_Instructions to follow_
Take the data below and write it out exactly, except for the pictures.

:: Supplied data

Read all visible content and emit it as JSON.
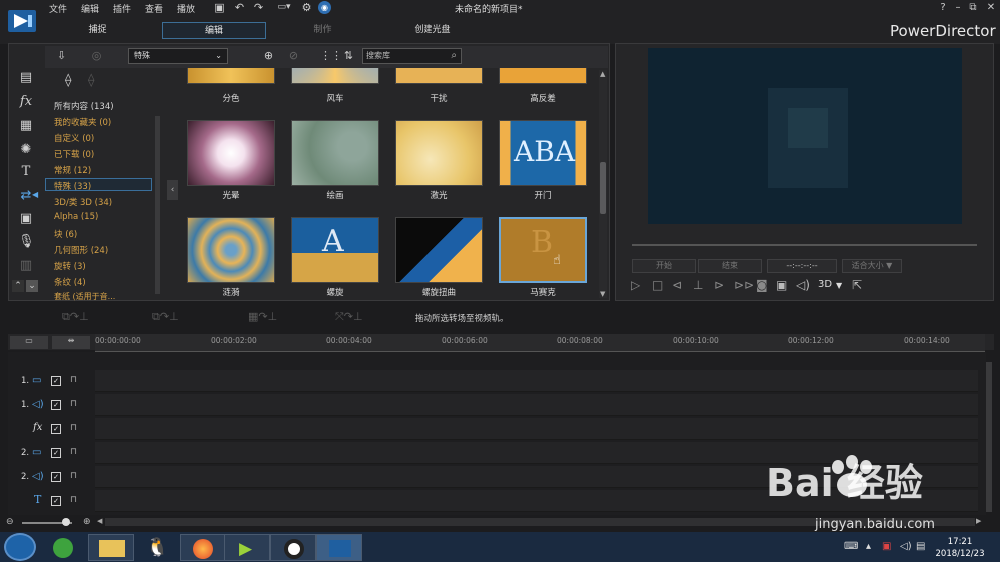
{
  "menu": [
    "文件",
    "编辑",
    "插件",
    "查看",
    "播放"
  ],
  "title": "未命名的新项目*",
  "brand": "PowerDirector",
  "window_controls": [
    "?",
    "–",
    "⧉",
    "□",
    "✕"
  ],
  "mode_tabs": [
    "捕捉",
    "编辑",
    "制作",
    "创建光盘"
  ],
  "library": {
    "category_select": "特殊",
    "search_placeholder": "搜索库",
    "categories": [
      "所有内容 (134)",
      "我的收藏夹 (0)",
      "自定义 (0)",
      "已下载 (0)",
      "常规 (12)",
      "特殊 (33)",
      "3D/类 3D (34)",
      "Alpha (15)",
      "块 (6)",
      "几何图形 (24)",
      "旋转 (3)",
      "条纹 (4)",
      "套纸 (适用于音..."
    ],
    "selected_category": "特殊 (33)",
    "row1_labels": [
      "分色",
      "风车",
      "干扰",
      "高反差"
    ],
    "row2_labels": [
      "光晕",
      "绘画",
      "激光",
      "开门"
    ],
    "row3_labels": [
      "涟漪",
      "螺旋",
      "螺旋扭曲",
      "马赛克"
    ]
  },
  "preview": {
    "buttons": [
      "开始",
      "结束",
      "--:--:--:--",
      "适合大小 ▼"
    ],
    "mode_3d": "3D"
  },
  "edit_toolbar": {
    "hint": "拖动所选转场至视频轨。"
  },
  "timeline": {
    "ticks": [
      "00:00:00:00",
      "00:00:02:00",
      "00:00:04:00",
      "00:00:06:00",
      "00:00:08:00",
      "00:00:10:00",
      "00:00:12:00",
      "00:00:14:00"
    ],
    "tracks": [
      "1.",
      "1.",
      "",
      "2.",
      "2.",
      ""
    ]
  },
  "taskbar": {
    "time": "17:21",
    "date": "2018/12/23"
  },
  "watermark": {
    "logo_text": "Bai  经验",
    "url": "jingyan.baidu.com"
  },
  "colors": {
    "accent": "#3c6e96",
    "category_text": "#d7a349",
    "selection_border": "#6aa6d8"
  }
}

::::

_Response to the exercise_
Read all visible content and emit it as JSON.
{
  "menu": [
    "文件",
    "编辑",
    "插件",
    "查看",
    "播放"
  ],
  "title": "未命名的新项目*",
  "brand": "PowerDirector",
  "window_controls": [
    "?",
    "–",
    "⧉",
    "□",
    "✕"
  ],
  "mode_tabs": [
    "捕捉",
    "编辑",
    "制作",
    "创建光盘"
  ],
  "library": {
    "category_select": "特殊",
    "search_placeholder": "搜索库",
    "categories": [
      "所有内容 (134)",
      "我的收藏夹 (0)",
      "自定义 (0)",
      "已下载 (0)",
      "常规 (12)",
      "特殊 (33)",
      "3D/类 3D (34)",
      "Alpha (15)",
      "块 (6)",
      "几何图形 (24)",
      "旋转 (3)",
      "条纹 (4)",
      "套纸 (适用于音..."
    ],
    "selected_category": "特殊 (33)",
    "row1_labels": [
      "分色",
      "风车",
      "干扰",
      "高反差"
    ],
    "row2_labels": [
      "光晕",
      "绘画",
      "激光",
      "开门"
    ],
    "row3_labels": [
      "涟漪",
      "螺旋",
      "螺旋扭曲",
      "马赛克"
    ]
  },
  "preview": {
    "buttons": [
      "开始",
      "结束",
      "--:--:--:--",
      "适合大小 ▼"
    ],
    "mode_3d": "3D"
  },
  "edit_toolbar": {
    "hint": "拖动所选转场至视频轨。"
  },
  "timeline": {
    "ticks": [
      "00:00:00:00",
      "00:00:02:00",
      "00:00:04:00",
      "00:00:06:00",
      "00:00:08:00",
      "00:00:10:00",
      "00:00:12:00",
      "00:00:14:00"
    ],
    "tracks": [
      "1.",
      "1.",
      "",
      "2.",
      "2.",
      ""
    ]
  },
  "taskbar": {
    "time": "17:21",
    "date": "2018/12/23"
  },
  "watermark": {
    "logo_text": "Bai  经验",
    "url": "jingyan.baidu.com"
  },
  "colors": {
    "accent": "#3c6e96",
    "category_text": "#d7a349",
    "selection_border": "#6aa6d8"
  }
}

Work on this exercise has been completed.